Ephraim: Okay. You do triathlons. For the love of God, WHY?

Allen: My wife asks me the same question every day. I just got addicted. I’ve been a runner for 20 plus years. Used to love, well still love, going out in the morning, going out for a jog and just thinking about my work day and just getting those creative juices flowing and triathlon is another way for me to kind of do that. While I’m out on a bike, whatever the distance, I’m always thinking about life and work and charities and things that you know, kids and all those other things. So it just gives me an opportunity to kind of think while being competitive and active. I’m very competitive.

Ephraim: Best part of living in Toronto?
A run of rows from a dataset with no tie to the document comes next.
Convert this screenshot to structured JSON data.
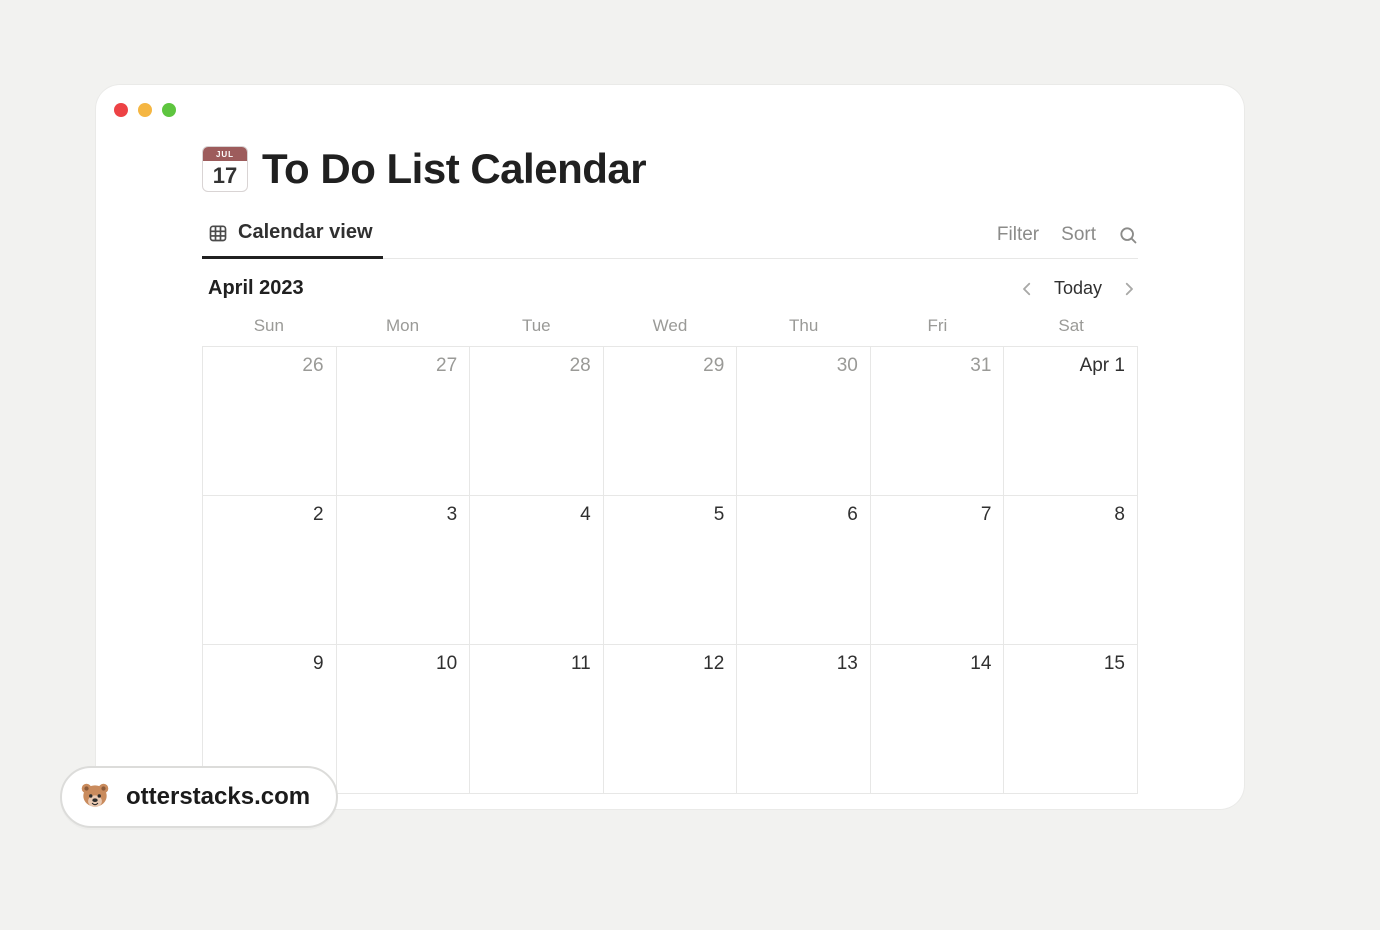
{
  "page": {
    "emoji_month": "JUL",
    "emoji_day": "17",
    "title": "To Do List Calendar"
  },
  "tab": {
    "label": "Calendar view"
  },
  "actions": {
    "filter": "Filter",
    "sort": "Sort"
  },
  "month": {
    "label": "April 2023",
    "today": "Today"
  },
  "dow": [
    "Sun",
    "Mon",
    "Tue",
    "Wed",
    "Thu",
    "Fri",
    "Sat"
  ],
  "weeks": [
    [
      {
        "label": "26",
        "in_month": false
      },
      {
        "label": "27",
        "in_month": false
      },
      {
        "label": "28",
        "in_month": false
      },
      {
        "label": "29",
        "in_month": false
      },
      {
        "label": "30",
        "in_month": false
      },
      {
        "label": "31",
        "in_month": false
      },
      {
        "label": "Apr 1",
        "in_month": true,
        "first": true
      }
    ],
    [
      {
        "label": "2",
        "in_month": true
      },
      {
        "label": "3",
        "in_month": true
      },
      {
        "label": "4",
        "in_month": true
      },
      {
        "label": "5",
        "in_month": true
      },
      {
        "label": "6",
        "in_month": true
      },
      {
        "label": "7",
        "in_month": true
      },
      {
        "label": "8",
        "in_month": true
      }
    ],
    [
      {
        "label": "9",
        "in_month": true
      },
      {
        "label": "10",
        "in_month": true
      },
      {
        "label": "11",
        "in_month": true
      },
      {
        "label": "12",
        "in_month": true
      },
      {
        "label": "13",
        "in_month": true
      },
      {
        "label": "14",
        "in_month": true
      },
      {
        "label": "15",
        "in_month": true
      }
    ]
  ],
  "badge": {
    "text": "otterstacks.com"
  }
}
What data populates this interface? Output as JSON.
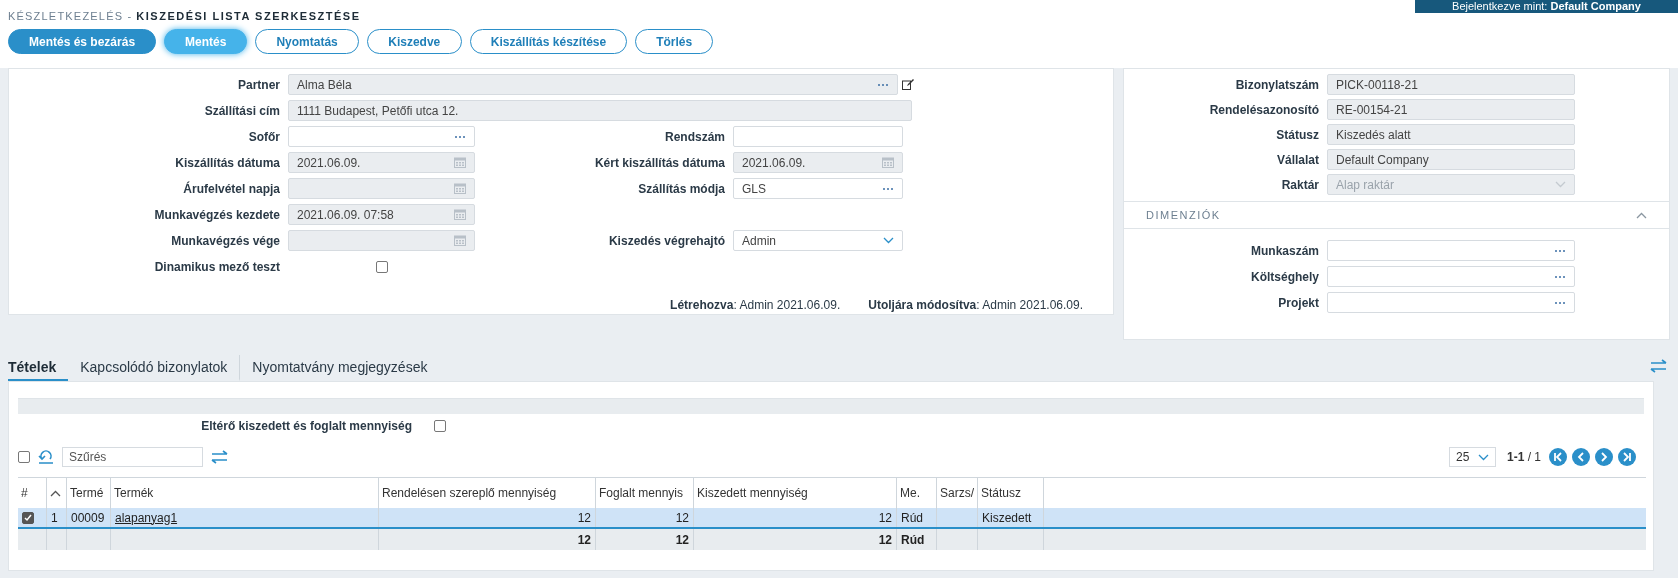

Allen: Oh there’s so many things, so many things. As you would know, being a visitor and used to live here, love the people, which I think everybody can say for almost any city. The diversity, the culture, the food. There’s just so much to do here. But I would throw in the bagels. The bagels are just awesome.

Ephraim: I love that answer. Fantastic. Let’s turn the table. You get to ask me a surprise question. I have no idea what’s coming. Go ahead.

Allen: What’s the one thing that you are most proud of and it doesn’t necessarily have to be in the not-for-profit sector or work that you’ve done, that you’ve promoted?

Ephraim: Meaning something I’m proud of that I’ve promoted?

Allen: Not kid related. That you’re most proud of that’s not related to family or your kids.

Ephraim: That’s not related to family or kids. That’s an actually good question. I’m trying to think of all the things that I’m… you know what? The truth is this is a very small one but it’s been a decade now that I’ve been on Twitter and I’ve managed… I taught it to myself after thinking Twitter was the dumbest thing in the world. 140 characters is so small and so little and you can’t tell… you can’t say anything in 140 characters.

From 2010 to today, 10 years later, I built up an international network of professional colleagues both in the nonprofit and the for-profit sector, simply because I took the time to teach myself something. And I learned- I’ve always been a person who believes in always be learning- but Twitter, like i said, Twitter was something I really wasn’t interested in doing and then I just got the bug. And once I got the bug I never really left, as anybody who follows me knows. I built up the network and that’s the part that I’m proud of. It’s not the fact that I’ve tweeted so much or anything like that. Okay, to be honest, Josh Molina once had me as his pinned tweet, so there was that. And Dee Snyder has… no, Platinum Blonde has retweeted me. So I’ve had a couple of nice moments there. I’m still trying to get Mel Brooks to answer me. One day I will succeed.

But in the meantime, it’s the colleagues and the people that I’ve met through Twitter that I’m proud of because of two things: One, I met this guy Allen who’s on my podcast through Twitter. But second of all, it allows me to move people into the right places. So I get on my desk all the time, do you know anybody who can fill this role or the right consultant? I now know who to say, go to that person and use them. They’re an expert in this field. I’m proud in the sense of I’ve built a network and I can help people find work, I can help people make partnerships, I can help nonprofits do better and I think that is something. I know it sounds like something ridiculous. I started on twitter but I think that 10 years later, I can look back on it and go, you know what? I taught myself something and it’s helped a lot more people than just me and I’m very proud of that.

Allen: And I’ve really enjoyed connecting with you on here and sort of also connecting with other consultants. I get your point. It really brings people together regardless of country and border and sort of with the work that you do and really it gives you a sense of what people are all about and who they are, because people do kind of translate some of their personal stuff on there as well. So you really get a sense of who they are. Great answer.

Ephraim: Thank you. Appreciate it. Thank you for appearing on the podcast today. You should absolutely, definitely connect with Allen both on LinkedIn and on Twitter at @AllenDavidov. Allen, have a wonderful day.

Allen: Thank you so much. Enjoyed being here.

Ephraim: Thanks for being here. Appreciate it. Have a good one.

Allen: Thanks.

Ephraim: Bye.

Allen: Bye.